* [Activity]
Show each line of the records in which the word "running" occurs.

[[ Exercise data, beginning ]]

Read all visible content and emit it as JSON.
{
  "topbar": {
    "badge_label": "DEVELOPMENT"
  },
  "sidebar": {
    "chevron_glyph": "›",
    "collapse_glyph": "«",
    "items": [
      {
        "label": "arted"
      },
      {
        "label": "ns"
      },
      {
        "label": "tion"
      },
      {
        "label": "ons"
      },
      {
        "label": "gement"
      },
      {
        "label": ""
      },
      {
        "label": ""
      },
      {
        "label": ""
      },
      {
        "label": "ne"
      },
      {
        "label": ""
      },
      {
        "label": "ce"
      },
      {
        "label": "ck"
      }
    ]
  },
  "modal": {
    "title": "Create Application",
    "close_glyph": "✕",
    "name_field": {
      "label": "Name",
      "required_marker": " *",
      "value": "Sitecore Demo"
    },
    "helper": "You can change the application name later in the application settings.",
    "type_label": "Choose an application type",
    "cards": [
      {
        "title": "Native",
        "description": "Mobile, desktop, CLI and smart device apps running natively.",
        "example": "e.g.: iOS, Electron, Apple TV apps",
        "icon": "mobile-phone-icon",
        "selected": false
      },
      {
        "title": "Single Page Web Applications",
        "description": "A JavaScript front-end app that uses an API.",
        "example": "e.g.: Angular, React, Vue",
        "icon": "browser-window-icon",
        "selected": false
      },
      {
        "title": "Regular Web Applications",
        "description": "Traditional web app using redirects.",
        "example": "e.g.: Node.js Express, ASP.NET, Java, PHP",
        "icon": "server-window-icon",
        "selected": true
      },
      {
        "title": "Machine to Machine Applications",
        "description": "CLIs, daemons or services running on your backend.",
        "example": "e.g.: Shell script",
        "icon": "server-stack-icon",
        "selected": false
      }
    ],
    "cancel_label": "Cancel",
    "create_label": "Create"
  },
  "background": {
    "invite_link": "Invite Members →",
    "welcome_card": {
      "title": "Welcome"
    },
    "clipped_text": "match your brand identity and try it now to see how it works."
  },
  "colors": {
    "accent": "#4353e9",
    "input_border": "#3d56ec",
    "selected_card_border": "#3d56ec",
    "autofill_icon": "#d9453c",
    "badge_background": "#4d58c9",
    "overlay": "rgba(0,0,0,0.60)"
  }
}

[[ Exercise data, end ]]

* [Response to this task]
        "description": "Mobile, desktop, CLI and smart device apps running natively.",
        "description": "CLIs, daemons or services running on your backend.",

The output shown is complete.